ENTRIES SHOWN START

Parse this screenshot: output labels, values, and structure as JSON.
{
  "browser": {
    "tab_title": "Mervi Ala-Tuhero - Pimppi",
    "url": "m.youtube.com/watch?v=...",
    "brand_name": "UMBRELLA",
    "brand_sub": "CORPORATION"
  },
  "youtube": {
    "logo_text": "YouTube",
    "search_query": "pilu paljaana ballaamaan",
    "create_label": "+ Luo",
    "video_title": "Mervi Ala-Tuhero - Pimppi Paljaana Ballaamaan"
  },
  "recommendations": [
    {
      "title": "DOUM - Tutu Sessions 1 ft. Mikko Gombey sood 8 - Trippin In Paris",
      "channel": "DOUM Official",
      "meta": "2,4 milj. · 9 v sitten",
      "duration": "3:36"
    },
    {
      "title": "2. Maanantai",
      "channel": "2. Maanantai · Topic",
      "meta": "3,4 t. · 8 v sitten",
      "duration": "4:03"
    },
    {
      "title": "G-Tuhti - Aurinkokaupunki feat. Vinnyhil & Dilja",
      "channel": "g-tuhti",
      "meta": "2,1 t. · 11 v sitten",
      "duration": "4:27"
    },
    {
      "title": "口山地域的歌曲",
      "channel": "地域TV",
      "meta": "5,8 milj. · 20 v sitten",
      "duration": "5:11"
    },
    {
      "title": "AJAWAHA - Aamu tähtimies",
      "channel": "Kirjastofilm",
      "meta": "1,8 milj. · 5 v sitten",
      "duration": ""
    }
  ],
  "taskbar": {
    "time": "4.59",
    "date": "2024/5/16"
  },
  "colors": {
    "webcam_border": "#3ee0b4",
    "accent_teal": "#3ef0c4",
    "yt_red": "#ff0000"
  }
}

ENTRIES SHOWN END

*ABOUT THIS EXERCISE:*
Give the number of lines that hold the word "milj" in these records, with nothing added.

*ANSWER TO THIS EXERCISE:*
3